--- Input data Enclosed Below ---

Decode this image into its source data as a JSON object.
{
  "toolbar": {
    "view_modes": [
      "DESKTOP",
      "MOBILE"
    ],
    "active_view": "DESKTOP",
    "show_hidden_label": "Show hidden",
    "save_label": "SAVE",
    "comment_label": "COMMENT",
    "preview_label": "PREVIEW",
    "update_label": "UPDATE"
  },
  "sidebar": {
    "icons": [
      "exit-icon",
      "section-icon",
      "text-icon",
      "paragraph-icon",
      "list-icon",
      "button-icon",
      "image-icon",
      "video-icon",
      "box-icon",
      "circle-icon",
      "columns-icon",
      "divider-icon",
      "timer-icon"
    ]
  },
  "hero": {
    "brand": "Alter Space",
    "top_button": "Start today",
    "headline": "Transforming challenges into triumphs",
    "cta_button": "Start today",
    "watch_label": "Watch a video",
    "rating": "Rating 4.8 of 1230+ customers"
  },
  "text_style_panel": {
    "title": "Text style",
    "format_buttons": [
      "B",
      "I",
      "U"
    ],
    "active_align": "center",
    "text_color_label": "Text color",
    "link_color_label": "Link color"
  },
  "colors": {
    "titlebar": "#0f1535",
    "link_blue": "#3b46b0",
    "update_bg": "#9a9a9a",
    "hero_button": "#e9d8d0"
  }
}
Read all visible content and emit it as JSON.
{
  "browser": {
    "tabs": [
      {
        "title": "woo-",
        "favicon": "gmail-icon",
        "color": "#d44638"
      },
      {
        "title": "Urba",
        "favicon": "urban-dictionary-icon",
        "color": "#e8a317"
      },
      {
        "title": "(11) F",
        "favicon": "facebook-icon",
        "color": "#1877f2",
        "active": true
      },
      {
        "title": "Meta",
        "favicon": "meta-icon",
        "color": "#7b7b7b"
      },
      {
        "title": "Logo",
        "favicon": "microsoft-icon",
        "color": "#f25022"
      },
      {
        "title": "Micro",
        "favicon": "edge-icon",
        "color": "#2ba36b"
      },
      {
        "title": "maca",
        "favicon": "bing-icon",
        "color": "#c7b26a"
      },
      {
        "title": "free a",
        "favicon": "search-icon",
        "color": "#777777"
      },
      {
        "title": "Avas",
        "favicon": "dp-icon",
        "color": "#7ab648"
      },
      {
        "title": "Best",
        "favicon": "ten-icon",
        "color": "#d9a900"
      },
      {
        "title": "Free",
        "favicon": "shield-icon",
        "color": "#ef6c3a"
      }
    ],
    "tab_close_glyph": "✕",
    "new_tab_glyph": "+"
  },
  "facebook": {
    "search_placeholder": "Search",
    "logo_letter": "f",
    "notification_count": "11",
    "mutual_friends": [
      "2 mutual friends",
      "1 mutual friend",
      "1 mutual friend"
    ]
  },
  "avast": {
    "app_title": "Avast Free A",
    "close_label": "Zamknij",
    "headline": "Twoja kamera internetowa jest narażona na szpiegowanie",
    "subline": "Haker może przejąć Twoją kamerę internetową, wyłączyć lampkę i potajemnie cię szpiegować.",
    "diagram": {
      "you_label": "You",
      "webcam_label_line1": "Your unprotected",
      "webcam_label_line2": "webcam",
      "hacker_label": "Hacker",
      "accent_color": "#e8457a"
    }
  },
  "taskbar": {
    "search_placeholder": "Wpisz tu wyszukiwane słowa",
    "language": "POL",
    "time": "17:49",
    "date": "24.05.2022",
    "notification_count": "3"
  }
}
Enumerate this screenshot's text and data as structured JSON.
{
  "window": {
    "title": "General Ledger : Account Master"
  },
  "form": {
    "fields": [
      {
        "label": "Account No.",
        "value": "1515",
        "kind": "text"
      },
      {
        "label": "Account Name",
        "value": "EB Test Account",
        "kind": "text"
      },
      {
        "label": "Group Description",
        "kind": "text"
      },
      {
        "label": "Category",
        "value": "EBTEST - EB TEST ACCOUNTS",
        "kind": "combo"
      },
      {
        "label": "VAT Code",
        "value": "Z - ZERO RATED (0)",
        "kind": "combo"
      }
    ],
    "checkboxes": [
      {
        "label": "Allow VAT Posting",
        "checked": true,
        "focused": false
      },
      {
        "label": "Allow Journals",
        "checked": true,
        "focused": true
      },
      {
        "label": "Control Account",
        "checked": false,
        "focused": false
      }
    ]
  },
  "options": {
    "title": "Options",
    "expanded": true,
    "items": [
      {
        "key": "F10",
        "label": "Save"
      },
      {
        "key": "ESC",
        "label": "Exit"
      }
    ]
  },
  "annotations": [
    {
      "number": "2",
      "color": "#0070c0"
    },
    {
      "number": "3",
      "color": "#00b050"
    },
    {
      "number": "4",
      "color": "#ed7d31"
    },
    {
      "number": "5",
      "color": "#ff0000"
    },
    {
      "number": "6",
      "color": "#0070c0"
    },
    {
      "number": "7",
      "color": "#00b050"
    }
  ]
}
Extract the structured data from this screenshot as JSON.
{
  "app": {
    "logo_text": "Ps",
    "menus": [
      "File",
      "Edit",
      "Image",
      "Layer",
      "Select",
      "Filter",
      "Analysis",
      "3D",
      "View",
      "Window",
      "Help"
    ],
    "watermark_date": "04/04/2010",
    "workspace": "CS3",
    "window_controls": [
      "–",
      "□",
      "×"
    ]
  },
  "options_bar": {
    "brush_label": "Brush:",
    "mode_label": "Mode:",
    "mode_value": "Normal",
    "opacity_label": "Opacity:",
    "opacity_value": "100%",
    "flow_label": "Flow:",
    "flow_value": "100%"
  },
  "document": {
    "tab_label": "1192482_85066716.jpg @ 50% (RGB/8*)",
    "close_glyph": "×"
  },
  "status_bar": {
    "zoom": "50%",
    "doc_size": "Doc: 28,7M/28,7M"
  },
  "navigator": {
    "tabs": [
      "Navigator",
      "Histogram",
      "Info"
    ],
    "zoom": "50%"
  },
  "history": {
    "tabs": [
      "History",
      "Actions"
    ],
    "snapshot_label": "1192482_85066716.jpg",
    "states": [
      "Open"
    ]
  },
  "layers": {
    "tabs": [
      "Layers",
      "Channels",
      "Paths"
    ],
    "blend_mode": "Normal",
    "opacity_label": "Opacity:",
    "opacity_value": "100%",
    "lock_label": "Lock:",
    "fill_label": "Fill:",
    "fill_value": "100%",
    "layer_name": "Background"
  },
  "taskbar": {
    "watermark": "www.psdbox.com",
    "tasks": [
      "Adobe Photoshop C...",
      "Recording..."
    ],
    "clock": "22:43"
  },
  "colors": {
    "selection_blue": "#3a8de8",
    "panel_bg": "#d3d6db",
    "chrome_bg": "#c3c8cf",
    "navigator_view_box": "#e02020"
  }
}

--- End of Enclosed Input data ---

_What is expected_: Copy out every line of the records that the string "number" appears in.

_Result for this task_:
      "number": "2",
      "number": "3",
      "number": "4",
      "number": "5",
      "number": "6",
      "number": "7",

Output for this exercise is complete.